**Task statement:** Across the entries below, how many lines have the word "rights" in them? Respond with only the number.
== Segment start ==
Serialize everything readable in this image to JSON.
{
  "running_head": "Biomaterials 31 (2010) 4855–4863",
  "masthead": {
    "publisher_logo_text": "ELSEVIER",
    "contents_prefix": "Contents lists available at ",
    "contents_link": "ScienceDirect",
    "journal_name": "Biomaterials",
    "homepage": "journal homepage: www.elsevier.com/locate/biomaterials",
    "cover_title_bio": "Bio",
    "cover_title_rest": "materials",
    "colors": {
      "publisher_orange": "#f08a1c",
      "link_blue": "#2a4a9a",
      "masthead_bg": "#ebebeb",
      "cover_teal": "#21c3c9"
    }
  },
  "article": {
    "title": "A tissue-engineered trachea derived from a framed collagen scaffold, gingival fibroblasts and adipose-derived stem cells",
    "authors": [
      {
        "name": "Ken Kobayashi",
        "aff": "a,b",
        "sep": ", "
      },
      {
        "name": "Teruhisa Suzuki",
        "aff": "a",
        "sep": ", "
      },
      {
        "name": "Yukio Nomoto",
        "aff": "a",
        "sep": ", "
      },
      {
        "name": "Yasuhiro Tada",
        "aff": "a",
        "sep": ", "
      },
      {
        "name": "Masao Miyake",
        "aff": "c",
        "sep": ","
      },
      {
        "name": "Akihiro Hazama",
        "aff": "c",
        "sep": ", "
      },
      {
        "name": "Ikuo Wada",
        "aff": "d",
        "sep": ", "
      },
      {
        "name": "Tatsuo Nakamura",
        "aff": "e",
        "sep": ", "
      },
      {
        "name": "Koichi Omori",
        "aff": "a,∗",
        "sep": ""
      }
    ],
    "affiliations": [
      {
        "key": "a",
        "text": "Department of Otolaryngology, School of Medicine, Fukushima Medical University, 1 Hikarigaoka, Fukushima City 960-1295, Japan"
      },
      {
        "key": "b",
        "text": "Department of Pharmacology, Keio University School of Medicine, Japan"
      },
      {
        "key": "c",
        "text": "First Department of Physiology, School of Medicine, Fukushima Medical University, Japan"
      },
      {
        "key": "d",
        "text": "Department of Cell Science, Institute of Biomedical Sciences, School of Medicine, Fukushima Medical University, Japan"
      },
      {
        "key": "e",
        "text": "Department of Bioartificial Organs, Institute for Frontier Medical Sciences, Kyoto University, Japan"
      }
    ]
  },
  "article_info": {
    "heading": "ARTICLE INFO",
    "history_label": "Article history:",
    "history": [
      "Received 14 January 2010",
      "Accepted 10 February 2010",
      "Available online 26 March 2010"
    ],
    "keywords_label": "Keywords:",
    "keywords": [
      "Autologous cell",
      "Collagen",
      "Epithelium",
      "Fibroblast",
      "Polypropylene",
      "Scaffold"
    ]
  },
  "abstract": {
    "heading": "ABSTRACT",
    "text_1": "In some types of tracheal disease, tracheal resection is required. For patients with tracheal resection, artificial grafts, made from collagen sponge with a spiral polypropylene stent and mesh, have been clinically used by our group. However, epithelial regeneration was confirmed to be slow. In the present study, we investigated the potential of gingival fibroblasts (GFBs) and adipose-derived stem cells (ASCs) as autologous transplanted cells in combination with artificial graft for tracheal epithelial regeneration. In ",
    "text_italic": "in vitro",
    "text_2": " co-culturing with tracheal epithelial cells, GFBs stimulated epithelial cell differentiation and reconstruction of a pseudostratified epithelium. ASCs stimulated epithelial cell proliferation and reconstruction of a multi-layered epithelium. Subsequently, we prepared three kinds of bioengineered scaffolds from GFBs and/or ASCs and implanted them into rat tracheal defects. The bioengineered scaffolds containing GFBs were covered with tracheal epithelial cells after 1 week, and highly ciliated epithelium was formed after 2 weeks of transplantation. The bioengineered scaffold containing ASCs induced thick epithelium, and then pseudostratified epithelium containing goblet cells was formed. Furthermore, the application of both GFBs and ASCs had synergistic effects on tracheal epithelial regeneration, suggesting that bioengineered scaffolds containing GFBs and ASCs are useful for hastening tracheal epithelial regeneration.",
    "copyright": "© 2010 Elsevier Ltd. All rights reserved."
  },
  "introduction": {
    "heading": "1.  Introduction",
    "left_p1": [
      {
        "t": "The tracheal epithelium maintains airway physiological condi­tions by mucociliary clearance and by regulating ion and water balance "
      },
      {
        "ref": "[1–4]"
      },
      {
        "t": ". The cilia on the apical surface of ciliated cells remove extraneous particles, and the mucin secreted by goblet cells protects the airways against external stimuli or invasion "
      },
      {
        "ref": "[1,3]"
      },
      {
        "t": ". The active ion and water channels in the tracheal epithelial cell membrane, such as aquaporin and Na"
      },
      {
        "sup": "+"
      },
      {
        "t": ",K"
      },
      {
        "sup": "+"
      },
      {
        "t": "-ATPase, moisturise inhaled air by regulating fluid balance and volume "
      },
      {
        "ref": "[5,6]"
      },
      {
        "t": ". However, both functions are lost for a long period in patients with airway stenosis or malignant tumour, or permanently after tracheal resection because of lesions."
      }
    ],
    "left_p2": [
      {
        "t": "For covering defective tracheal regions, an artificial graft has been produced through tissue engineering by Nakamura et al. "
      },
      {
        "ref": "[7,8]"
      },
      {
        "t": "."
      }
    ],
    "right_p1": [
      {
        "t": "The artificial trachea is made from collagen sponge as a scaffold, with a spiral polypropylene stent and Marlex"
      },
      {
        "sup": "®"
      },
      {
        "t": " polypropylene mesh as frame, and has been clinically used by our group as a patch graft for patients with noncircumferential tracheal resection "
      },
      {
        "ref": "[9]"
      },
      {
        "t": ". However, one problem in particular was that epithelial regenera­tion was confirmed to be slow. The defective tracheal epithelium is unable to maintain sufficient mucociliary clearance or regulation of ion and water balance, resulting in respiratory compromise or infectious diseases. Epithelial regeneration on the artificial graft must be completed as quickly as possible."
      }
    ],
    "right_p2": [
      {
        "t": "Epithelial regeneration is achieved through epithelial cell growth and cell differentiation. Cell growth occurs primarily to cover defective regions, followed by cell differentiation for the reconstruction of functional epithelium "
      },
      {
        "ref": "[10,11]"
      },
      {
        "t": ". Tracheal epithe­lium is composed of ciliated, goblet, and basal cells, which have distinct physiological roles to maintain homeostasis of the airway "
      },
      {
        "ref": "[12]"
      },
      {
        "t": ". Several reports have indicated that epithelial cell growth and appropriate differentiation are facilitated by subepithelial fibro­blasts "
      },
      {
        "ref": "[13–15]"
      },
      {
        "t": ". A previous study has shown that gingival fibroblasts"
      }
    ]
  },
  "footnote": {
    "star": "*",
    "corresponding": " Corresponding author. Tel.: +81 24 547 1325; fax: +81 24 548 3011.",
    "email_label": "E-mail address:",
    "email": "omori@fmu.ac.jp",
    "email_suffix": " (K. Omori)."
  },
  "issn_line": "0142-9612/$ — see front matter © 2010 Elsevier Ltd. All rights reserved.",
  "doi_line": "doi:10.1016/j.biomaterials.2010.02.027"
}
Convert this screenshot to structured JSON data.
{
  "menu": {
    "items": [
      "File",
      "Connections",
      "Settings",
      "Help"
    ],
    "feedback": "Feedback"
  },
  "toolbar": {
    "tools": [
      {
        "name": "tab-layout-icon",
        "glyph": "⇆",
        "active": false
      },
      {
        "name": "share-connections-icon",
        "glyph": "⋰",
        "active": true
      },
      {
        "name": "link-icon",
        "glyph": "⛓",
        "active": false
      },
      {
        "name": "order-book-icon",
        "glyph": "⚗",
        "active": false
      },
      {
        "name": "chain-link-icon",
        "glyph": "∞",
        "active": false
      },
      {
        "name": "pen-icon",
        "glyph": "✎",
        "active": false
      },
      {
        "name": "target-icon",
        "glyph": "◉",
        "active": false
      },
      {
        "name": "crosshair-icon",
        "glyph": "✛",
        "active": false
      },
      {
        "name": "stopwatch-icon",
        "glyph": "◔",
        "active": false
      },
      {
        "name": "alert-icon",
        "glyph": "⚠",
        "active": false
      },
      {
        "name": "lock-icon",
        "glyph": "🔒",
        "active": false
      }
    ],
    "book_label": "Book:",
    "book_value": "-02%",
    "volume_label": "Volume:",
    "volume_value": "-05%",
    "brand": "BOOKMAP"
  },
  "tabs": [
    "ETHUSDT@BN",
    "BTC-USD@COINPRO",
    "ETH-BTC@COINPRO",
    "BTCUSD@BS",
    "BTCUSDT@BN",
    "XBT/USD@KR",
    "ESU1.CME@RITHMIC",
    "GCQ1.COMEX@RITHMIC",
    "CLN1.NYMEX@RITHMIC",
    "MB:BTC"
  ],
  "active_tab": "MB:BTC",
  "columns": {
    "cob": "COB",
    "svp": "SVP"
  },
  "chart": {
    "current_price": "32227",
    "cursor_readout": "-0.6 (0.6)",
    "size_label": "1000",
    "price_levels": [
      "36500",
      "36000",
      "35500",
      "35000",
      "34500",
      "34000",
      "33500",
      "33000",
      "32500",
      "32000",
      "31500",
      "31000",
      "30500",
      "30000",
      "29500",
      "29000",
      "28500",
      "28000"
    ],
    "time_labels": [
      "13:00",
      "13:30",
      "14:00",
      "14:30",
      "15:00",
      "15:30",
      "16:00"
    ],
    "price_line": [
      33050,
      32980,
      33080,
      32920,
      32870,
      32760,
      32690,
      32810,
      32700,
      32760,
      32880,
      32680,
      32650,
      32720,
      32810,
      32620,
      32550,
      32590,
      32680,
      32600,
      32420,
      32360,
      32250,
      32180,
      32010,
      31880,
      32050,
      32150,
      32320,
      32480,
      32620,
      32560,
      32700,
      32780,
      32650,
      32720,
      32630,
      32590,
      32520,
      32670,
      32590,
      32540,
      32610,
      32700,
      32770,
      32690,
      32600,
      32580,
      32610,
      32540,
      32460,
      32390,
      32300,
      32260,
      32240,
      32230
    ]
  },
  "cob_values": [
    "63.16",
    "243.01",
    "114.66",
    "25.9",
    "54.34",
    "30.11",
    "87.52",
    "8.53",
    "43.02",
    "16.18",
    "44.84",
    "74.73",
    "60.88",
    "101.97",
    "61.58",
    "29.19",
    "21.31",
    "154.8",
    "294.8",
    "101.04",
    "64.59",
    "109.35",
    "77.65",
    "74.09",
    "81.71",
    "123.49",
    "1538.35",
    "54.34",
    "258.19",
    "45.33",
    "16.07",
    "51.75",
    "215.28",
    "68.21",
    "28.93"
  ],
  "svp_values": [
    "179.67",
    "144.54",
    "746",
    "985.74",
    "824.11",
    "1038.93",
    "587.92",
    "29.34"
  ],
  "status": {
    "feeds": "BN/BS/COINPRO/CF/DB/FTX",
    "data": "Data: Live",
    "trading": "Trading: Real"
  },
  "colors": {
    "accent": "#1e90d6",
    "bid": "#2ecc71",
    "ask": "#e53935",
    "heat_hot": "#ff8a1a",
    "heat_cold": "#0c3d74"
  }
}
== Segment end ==
**Result:** 2